Element data from apps and pages:

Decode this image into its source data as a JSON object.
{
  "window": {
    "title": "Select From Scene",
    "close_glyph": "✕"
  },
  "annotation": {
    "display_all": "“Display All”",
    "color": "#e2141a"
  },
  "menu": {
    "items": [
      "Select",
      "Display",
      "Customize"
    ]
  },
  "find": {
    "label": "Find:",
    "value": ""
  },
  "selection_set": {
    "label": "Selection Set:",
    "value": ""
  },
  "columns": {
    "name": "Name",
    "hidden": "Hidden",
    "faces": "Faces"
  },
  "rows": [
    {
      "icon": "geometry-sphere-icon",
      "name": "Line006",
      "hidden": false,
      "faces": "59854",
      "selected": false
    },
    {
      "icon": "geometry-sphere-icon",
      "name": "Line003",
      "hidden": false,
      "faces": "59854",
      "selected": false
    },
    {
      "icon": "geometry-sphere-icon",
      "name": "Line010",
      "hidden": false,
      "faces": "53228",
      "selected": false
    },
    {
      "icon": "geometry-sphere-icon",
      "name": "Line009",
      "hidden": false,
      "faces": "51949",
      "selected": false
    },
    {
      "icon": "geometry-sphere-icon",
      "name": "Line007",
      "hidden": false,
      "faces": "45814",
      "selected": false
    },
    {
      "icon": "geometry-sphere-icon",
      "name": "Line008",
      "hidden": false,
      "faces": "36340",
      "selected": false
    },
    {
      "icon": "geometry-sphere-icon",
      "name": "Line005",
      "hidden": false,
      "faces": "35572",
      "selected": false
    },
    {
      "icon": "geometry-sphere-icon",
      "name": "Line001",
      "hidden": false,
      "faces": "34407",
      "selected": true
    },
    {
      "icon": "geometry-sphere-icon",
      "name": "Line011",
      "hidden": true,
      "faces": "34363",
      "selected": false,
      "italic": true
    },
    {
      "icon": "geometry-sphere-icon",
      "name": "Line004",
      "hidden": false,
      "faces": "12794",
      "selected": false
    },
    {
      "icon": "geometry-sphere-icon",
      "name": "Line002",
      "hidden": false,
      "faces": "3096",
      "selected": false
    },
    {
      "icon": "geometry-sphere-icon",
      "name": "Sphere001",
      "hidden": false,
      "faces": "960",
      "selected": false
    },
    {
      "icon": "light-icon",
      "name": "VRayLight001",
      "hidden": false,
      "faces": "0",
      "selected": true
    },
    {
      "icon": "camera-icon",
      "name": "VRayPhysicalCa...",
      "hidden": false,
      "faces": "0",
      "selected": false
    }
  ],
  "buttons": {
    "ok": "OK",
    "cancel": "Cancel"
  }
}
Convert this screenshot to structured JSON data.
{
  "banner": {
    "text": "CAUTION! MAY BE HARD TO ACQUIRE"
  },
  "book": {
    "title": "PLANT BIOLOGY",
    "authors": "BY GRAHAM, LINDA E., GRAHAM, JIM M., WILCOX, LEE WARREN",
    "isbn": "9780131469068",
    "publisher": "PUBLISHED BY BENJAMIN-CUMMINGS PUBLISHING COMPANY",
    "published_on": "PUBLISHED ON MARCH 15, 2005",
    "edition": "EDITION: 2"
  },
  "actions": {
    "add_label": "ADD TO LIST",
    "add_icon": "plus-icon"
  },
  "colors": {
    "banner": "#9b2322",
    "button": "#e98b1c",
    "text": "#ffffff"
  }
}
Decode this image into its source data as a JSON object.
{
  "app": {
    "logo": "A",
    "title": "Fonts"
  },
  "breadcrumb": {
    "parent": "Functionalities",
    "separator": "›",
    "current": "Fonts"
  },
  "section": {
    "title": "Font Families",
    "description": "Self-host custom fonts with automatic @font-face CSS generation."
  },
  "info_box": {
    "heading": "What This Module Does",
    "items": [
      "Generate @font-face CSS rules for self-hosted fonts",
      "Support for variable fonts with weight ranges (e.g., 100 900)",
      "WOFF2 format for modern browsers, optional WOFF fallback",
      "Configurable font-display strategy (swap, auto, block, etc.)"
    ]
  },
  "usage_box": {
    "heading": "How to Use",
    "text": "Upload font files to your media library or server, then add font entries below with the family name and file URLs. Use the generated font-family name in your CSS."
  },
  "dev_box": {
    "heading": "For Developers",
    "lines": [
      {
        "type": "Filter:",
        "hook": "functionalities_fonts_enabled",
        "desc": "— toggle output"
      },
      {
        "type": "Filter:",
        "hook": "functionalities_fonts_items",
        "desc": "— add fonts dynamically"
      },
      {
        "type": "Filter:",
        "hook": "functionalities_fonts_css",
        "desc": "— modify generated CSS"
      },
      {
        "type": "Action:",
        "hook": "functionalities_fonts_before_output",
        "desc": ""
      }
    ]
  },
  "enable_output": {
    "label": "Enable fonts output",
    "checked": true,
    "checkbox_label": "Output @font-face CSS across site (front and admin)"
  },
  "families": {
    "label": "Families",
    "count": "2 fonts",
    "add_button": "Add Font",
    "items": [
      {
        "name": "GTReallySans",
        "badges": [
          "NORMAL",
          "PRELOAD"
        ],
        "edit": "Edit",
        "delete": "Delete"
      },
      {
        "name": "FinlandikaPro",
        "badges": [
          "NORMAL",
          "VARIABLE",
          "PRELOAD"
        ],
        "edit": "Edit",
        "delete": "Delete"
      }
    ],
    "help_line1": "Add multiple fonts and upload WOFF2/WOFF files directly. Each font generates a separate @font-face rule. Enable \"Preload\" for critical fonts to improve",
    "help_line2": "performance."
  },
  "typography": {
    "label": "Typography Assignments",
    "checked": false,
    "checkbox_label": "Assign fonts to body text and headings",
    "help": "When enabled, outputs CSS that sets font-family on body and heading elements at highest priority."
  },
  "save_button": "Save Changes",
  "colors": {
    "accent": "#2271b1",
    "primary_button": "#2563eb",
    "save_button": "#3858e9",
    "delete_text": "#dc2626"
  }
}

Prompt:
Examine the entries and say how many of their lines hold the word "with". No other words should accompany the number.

Output:
3